** Extracted data **
..............................

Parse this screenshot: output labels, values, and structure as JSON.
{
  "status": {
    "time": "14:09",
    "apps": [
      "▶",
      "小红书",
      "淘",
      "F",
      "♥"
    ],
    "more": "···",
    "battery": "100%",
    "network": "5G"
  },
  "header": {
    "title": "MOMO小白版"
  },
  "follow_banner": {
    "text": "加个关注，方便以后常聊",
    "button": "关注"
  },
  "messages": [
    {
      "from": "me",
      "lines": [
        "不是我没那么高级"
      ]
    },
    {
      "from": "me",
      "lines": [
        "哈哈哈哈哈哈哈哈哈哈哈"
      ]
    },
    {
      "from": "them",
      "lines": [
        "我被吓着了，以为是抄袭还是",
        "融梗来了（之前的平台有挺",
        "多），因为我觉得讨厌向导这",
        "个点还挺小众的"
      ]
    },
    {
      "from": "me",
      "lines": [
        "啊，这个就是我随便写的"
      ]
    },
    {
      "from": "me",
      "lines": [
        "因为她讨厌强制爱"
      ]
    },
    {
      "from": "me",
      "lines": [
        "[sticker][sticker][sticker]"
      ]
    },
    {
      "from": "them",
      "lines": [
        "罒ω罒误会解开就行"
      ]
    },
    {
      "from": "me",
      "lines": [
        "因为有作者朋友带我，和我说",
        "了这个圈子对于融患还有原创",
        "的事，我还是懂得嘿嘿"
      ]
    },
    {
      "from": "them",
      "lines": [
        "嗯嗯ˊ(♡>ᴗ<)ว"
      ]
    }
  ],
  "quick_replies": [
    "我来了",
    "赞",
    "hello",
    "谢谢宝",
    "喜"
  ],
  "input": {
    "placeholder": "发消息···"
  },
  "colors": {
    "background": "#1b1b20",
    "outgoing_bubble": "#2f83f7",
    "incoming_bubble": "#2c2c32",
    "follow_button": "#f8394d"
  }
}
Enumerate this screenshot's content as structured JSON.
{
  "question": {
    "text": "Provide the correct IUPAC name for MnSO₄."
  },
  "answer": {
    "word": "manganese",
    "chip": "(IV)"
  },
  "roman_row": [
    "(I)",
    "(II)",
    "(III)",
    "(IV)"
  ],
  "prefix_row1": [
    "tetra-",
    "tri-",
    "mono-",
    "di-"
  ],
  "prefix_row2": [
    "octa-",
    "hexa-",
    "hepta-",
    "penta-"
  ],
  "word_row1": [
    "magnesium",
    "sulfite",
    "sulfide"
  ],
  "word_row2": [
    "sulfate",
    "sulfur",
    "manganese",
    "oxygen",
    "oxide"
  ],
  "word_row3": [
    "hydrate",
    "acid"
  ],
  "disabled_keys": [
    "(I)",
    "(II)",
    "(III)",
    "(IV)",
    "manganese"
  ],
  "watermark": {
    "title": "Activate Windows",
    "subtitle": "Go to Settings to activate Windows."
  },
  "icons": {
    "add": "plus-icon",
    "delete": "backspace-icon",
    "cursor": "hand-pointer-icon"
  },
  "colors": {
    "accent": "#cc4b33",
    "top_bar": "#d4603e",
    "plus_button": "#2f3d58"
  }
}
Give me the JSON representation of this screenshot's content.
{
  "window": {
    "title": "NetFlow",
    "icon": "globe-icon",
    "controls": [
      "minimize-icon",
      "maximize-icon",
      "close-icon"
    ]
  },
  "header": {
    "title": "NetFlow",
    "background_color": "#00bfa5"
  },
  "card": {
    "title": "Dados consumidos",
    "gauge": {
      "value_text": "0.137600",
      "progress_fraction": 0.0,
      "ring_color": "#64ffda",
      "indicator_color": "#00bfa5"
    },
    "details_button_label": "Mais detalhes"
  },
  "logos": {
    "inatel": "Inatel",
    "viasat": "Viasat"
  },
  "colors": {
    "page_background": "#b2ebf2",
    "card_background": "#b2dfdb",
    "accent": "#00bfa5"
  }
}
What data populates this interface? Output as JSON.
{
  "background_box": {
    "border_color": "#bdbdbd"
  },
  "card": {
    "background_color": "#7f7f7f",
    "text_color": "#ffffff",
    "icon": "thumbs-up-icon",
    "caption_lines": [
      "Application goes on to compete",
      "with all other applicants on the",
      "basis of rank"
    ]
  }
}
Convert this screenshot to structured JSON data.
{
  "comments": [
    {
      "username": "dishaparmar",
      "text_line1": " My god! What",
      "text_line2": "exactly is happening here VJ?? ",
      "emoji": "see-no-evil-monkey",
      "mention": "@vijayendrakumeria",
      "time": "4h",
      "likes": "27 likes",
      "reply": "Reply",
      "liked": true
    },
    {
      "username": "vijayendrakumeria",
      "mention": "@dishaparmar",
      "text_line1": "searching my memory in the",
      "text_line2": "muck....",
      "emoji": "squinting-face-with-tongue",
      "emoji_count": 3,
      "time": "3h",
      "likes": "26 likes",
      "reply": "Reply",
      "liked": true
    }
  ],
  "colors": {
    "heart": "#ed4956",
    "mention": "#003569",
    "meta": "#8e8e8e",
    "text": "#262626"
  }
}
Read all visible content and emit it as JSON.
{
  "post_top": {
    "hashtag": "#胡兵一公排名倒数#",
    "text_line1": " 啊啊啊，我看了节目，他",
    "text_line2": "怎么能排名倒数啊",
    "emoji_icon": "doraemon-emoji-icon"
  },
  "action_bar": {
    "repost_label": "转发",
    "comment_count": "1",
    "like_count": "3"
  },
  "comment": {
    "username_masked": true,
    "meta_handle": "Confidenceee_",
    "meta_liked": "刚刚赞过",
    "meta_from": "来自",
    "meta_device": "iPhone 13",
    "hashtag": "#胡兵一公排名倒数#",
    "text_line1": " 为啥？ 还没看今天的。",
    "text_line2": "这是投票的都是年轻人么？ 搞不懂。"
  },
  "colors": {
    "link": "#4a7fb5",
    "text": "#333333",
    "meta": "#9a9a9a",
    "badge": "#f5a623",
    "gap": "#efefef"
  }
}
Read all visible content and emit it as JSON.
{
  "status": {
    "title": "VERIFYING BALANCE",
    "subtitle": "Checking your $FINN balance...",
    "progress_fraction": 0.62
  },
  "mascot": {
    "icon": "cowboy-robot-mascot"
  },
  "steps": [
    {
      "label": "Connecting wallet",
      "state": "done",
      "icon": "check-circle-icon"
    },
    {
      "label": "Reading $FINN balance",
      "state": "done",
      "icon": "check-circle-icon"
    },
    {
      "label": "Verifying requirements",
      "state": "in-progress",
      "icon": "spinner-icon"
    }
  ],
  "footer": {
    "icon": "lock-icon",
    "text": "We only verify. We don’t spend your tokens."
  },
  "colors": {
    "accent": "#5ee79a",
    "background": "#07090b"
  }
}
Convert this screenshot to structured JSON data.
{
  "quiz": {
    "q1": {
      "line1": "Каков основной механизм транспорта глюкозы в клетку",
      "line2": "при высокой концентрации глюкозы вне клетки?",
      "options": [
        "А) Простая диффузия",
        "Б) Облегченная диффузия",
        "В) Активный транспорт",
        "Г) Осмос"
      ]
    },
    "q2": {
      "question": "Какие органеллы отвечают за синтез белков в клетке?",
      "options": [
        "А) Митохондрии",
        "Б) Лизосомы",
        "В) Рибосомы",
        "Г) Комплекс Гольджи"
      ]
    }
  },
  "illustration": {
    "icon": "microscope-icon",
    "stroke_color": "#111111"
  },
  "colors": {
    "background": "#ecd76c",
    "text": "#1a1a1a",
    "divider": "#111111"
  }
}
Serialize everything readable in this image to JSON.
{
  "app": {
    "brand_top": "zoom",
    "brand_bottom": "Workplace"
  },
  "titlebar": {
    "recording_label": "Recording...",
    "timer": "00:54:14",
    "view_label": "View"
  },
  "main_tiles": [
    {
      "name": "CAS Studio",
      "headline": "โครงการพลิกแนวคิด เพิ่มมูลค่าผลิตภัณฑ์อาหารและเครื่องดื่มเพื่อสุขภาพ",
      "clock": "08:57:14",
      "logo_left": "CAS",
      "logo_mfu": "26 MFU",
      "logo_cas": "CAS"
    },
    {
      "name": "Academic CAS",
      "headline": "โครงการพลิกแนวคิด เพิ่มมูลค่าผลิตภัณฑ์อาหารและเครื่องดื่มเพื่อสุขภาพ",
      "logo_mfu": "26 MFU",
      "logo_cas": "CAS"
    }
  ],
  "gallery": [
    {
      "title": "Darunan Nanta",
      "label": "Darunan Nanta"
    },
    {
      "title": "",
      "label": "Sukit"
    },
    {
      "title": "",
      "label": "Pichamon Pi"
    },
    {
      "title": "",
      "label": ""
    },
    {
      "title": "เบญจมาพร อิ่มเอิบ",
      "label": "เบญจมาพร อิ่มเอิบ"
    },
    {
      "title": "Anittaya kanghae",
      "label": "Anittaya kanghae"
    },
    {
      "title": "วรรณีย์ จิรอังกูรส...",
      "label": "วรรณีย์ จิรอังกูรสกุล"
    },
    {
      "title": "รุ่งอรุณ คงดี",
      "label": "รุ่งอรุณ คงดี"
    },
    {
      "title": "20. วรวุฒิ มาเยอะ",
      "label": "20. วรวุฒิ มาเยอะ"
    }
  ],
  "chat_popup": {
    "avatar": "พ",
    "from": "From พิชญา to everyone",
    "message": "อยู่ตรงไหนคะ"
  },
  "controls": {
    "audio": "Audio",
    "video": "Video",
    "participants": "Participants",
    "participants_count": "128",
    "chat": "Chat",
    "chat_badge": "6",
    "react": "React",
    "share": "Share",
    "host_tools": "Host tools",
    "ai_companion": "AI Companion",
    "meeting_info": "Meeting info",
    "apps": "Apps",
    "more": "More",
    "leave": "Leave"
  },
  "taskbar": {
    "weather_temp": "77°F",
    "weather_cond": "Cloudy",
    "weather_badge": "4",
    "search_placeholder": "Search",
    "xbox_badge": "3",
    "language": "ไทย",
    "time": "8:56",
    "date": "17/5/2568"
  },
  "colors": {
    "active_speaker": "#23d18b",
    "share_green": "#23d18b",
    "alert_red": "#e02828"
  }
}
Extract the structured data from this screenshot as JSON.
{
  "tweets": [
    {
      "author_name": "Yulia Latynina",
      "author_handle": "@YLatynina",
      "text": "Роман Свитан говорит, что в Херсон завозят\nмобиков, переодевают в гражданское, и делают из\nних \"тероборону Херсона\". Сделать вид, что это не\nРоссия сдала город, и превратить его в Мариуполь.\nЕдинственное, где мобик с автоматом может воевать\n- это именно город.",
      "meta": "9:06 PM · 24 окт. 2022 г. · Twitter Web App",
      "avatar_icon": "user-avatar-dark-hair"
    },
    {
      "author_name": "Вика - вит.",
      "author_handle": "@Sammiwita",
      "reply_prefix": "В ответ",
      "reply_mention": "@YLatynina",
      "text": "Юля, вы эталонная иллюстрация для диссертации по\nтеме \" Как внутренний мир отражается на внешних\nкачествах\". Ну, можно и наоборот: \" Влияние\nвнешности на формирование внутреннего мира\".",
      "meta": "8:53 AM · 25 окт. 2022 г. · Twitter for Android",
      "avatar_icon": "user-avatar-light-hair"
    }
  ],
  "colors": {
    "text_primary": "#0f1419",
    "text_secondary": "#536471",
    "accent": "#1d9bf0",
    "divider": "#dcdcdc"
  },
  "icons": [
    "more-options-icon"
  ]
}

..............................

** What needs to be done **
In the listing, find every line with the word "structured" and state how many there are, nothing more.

** Exercise solution **
4